When we released XNA Game Studio Express, we provided a non-asynchronous Guide.ShowStorageDeviceSelector API, knowing that on the Xbox 360, calling this on the main thread would instantly lock your console.  We provided for those that would like to call this blocking version from a background thread.  In XNAGS 2.0 we introduced many more Guide APIs and we wanted to clean things up a bit and make them more consistent.  We realized that the correct way to call this API was to call it asynchronously, so we removed the blocking version and helped those unfamiliar with the pattern to move their code.  The native APIs that we call by default won’t display the selection UI if there is only one storage device available.  Instead it will return instantly with the “default” device.  In our first release, we passed in a flag that basically says “always show the UI”.  In another effort to help make this easier, we stopped passing this flag in XNAGS 2.0 so that if only one device is available, the call will return immediately.  Unfortunately the combination of these two changes (requiring you to call it asynchronously and not display the UI if there is only one device), led many people to write the following code:

 

 

IAsyncResult result = Guide.BeginShowStorageDeviceSelector(...);

 

while(result.IsCompleted == false)

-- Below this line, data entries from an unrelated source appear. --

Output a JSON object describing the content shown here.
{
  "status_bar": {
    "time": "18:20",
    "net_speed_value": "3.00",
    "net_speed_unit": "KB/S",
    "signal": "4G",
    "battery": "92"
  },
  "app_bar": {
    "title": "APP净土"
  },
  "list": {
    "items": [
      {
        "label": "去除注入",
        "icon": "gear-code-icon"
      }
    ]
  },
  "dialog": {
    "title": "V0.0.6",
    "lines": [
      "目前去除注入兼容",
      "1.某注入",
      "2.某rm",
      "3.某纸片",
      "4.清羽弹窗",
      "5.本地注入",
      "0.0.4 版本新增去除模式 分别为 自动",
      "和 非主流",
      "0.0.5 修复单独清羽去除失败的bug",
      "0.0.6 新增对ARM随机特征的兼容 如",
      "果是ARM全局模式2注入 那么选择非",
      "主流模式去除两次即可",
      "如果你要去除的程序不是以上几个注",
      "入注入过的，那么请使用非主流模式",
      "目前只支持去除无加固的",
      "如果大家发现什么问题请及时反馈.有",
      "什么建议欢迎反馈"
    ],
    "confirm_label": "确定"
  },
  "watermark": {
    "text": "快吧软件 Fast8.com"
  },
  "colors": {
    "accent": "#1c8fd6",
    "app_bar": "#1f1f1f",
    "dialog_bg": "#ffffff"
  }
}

{

}

 

StorageDevice device = Guide.EndShowStorageDeviceSelector(result);

 

 

 

If you call this piece of code on the main thread…what will happen?  The Begin call will succeed, we’ll then sit there and spin until the user has selected the device they want to use and the operation is “complete”.  We’ll then call the End method and get the device.  But if we’re spinning on IsCompleted, then that means GraphicsDevice.Present is not getting called, which means the user won’t be able to select a device, so that while condition will never complete.

 

The game is now deadlocked.  The user will have to reboot their Xbox 360.

 

Unless…they only have one storage device available.  In which case, IsCompleted will immediately be true, you’ll get down to the End call and everything will return normally!

 

So, a long description of a relatively simple problem and one that is easy to get yourself into.  How do we fix it?  By handling the async pattern correctly.  You have two choices and they are both valid.  One is to store the IAsyncResult as a member variable in your game and check IsCompleted inside of your Update call.  The other is to pass in a callback method to BeginShowStorageDeviceSelector.  Once the operation is completed, your method will get called, the IAsyncResult will get passed to you, and you can use it to complete the operation.  I generally prefer the callback method, but again, either pattern is equally correct.

 

Here’s a simple example of how you can call this API so that it behaves correctly regardless of the number of storage devices the user has.

 

 

public class MyGameState

{

    public StorageDevice Device;

}

 

public class MyGame : Game

{

    protected override void LoadContent()

    {

        // Some object you want to have passed into the callback

        MyGameState myGameState = new MyGameState();

 

        Guide.BeginShowStorageDeviceSelector(StorageCompletedCallback, myGameState);

    }

 

    void StorageCompletedCallback(IAsyncResult result)

    {

        // Retrieve the state you passed in

        MyGameState myGameState = (MyGameState)result.AsyncState;

 

        // Complete the call and retrieve the selected StorageDevice

        myGameState.Device = Guide.EndShowStorageDeviceSelector(result);

    }

}

 

 

Hopefully if you’ve run into this problem with your games, you now have a better understanding of what is occurring, and how to fix it.